When I bought my PC cash was in short supply so I opted for a system with on-board graphics and sound...Big mistake! As soon as I got past the "isn't it pretty" stage and actually tried to do something with the bloomin' thing it was very clear that I needed a graphics card so I promptly went out and bought a voodoo 3 2000 PCI and the card served me well for about a year and I had no intentions to upgrade but when I saw the Hercules Prophet II MX in my local PC World had been reduced from £129.99 to £99.99 I decided that it was the right time to get a faster card. In the box was the card itself, A CD with the drivers, a rather unusual utility (more of that later) and a rather thin but easy to follow manual. The unusual utility that I spoke of earlier was an overclocking program. Hmmmm we are constantly reminded that overclocking a card (forcing it to run faster than it was intended to) voids the warranty on the card so why did Guillemot include one in the pack? A cunning plan to get people who were tempted to squeeze a few extra Mhz out of the card to buy a new card when it all goes wrong maybe? hmmmm... After a painless installation I fired up Counter-Strike, Half Life, Unreal Tournament etc etc but none of them seemed any faster with the 32MB AGP Prophet II MX than they did with the 16MB PCI Voodoo 3 2000. To say I was dissapointed was a bit of an understatement. I expected a AGP 32MB card to outpace a 16MB PCI, Wouldn't you? So, Summing up, I would say that this is a good card at a good price but if you have a fairly recent card save that little bit longer and get a better one so you actually notice a difference when you install it!
I am now the proud owner of a 900MHz AMD Athlon based PC. Oh how happy I am. Trouble is, when you have a fast PC, you really do need to have a decent graphics card to get anywhere near what you want from your computer.
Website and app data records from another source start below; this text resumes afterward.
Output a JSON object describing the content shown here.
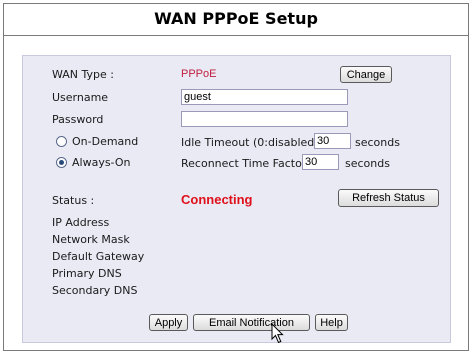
{
  "page": {
    "title": "WAN PPPoE Setup"
  },
  "form": {
    "wan_type_label": "WAN Type :",
    "wan_type_value": "PPPoE",
    "change_button": "Change",
    "username_label": "Username",
    "username_value": "guest",
    "password_label": "Password",
    "password_value": "",
    "mode_on_demand_label": "On-Demand",
    "mode_always_on_label": "Always-On",
    "selected_mode": "Always-On",
    "idle_timeout_label": "Idle Timeout (0:disabled)",
    "idle_timeout_value": "30",
    "idle_timeout_unit": "seconds",
    "reconnect_label": "Reconnect Time Factor",
    "reconnect_value": "30",
    "reconnect_unit": "seconds"
  },
  "status": {
    "label": "Status :",
    "value": "Connecting",
    "value_color": "#e0101a",
    "refresh_button": "Refresh Status",
    "fields": [
      "IP Address",
      "Network Mask",
      "Default Gateway",
      "Primary DNS",
      "Secondary DNS"
    ]
  },
  "actions": {
    "apply_button": "Apply",
    "email_button": "Email Notification",
    "help_button": "Help"
  },
  "icons": {
    "cursor": "mouse-pointer-icon"
  }
}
Now, when I bought my spangly new PC it only came with an old Riva TNT2...Time for some upgrading methinks! The 3D Prophet 2 MX is the "budget" version of NVidias mighty GeForce 2 chipset and this is why it is much cheaper than other models such as the GeForce 2 GTS or Ultra. It will set you back around £99. However in this case budget does not mean poor performance. The card is great and I can play Quake 3 on 1024x768 without as much as a millisecond of a jerk. Cool huh? The card supports Bump-Mapping and Transform and Lighting (to add a bit more speed and graphics to your games!). It has 32MB of onboard memory (the same as the TNT2 but dont let that dishearten you) and unlike the Creative Labs Geforce 2 MX, has a 128bit data path. The Creative has a 64bit one (it may make up for it with slightly faster memory but overall, the Hercules takes it). If you want great graphics at an affordable price then this is definately the card for you. Its faster than the much more expensive Voodoo 5 and faster than the most expensive GeForce 1 card around. Go on, take the plunge...its well worth it!